What is expected:
Among the lines of the records, please find those that contain the word "name" and copy them.

Information given:
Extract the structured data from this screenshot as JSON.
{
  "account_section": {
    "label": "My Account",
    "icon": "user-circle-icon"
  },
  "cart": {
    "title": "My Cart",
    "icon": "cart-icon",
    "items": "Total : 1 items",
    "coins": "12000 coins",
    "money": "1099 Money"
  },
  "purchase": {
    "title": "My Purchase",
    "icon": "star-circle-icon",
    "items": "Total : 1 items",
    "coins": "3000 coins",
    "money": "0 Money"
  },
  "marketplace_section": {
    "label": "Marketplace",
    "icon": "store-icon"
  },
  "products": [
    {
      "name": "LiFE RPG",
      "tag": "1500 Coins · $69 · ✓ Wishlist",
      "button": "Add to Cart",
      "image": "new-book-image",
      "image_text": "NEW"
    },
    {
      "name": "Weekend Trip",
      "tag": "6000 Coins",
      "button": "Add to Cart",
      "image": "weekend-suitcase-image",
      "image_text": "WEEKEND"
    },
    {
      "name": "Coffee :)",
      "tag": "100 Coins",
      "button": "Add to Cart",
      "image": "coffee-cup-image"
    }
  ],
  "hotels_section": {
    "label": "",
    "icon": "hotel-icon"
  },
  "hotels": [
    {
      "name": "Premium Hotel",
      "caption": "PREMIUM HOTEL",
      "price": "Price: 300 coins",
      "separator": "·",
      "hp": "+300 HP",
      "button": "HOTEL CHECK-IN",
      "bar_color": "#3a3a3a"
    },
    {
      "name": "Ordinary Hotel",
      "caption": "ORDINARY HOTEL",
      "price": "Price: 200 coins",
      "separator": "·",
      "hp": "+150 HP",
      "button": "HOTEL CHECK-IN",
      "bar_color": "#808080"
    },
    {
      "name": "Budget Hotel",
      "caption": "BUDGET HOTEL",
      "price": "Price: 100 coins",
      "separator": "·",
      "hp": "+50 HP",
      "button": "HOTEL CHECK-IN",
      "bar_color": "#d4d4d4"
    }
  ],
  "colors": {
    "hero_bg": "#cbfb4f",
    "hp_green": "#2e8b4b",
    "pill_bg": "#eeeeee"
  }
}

Written response:
      "name": "LiFE RPG",
      "name": "Weekend Trip",
      "name": "Coffee :)",
      "name": "Premium Hotel",
      "name": "Ordinary Hotel",
      "name": "Budget Hotel",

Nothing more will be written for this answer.